§ **Aim of the exercise**: Could you please count how many lines in the data below hold the string "Campos"? Reply with only the number.

Data about app and page elements
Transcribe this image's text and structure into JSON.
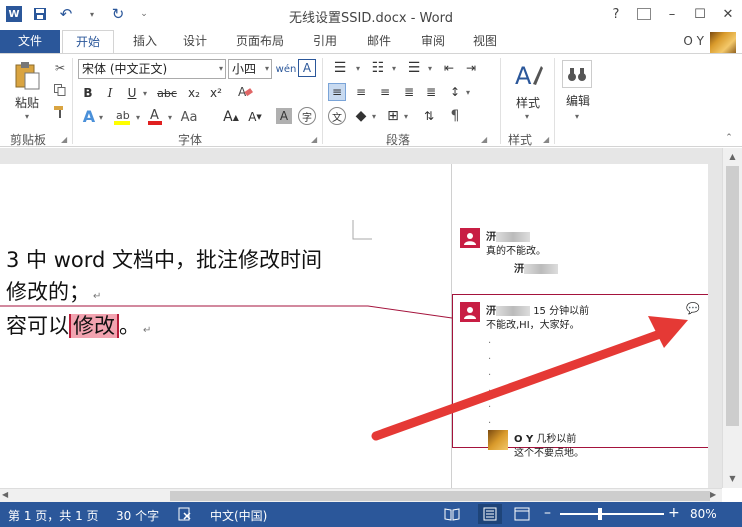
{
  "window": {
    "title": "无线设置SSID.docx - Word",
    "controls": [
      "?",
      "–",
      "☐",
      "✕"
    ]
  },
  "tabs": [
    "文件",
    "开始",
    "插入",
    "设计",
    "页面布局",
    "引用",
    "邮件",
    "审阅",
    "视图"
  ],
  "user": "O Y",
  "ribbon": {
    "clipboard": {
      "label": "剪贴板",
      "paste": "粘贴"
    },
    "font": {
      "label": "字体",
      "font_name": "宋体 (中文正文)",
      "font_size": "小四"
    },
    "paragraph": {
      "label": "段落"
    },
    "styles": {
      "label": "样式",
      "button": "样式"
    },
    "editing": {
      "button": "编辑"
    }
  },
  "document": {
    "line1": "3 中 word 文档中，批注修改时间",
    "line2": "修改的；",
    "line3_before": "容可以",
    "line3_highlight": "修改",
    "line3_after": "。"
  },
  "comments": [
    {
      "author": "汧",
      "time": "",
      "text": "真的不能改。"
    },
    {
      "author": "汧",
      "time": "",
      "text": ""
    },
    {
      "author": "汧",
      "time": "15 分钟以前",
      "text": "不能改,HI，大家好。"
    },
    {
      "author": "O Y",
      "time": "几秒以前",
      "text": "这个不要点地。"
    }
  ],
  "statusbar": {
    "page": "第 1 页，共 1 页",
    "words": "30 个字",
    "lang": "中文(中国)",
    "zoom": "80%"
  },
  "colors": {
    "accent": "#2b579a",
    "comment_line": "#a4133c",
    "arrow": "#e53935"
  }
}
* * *
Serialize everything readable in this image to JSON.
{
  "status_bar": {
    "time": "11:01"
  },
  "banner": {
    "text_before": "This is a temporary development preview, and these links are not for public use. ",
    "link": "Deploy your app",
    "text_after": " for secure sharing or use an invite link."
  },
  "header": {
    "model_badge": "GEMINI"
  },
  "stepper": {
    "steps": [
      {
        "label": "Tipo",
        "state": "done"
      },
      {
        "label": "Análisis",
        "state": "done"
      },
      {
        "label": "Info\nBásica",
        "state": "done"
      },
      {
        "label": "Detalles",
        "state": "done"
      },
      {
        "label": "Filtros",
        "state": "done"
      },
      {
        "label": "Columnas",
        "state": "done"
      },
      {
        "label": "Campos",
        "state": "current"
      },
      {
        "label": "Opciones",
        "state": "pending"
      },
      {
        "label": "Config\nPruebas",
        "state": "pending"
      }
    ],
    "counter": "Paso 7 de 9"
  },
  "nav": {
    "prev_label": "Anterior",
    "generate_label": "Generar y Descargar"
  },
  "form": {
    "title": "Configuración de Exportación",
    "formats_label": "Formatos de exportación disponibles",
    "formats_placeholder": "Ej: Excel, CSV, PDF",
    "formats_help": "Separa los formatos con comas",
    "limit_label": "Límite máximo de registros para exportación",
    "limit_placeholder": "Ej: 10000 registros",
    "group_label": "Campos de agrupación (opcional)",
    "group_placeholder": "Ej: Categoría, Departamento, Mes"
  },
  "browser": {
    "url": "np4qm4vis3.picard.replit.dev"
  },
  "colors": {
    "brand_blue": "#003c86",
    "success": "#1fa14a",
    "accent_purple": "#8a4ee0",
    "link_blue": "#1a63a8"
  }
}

§ **Task solution**: 2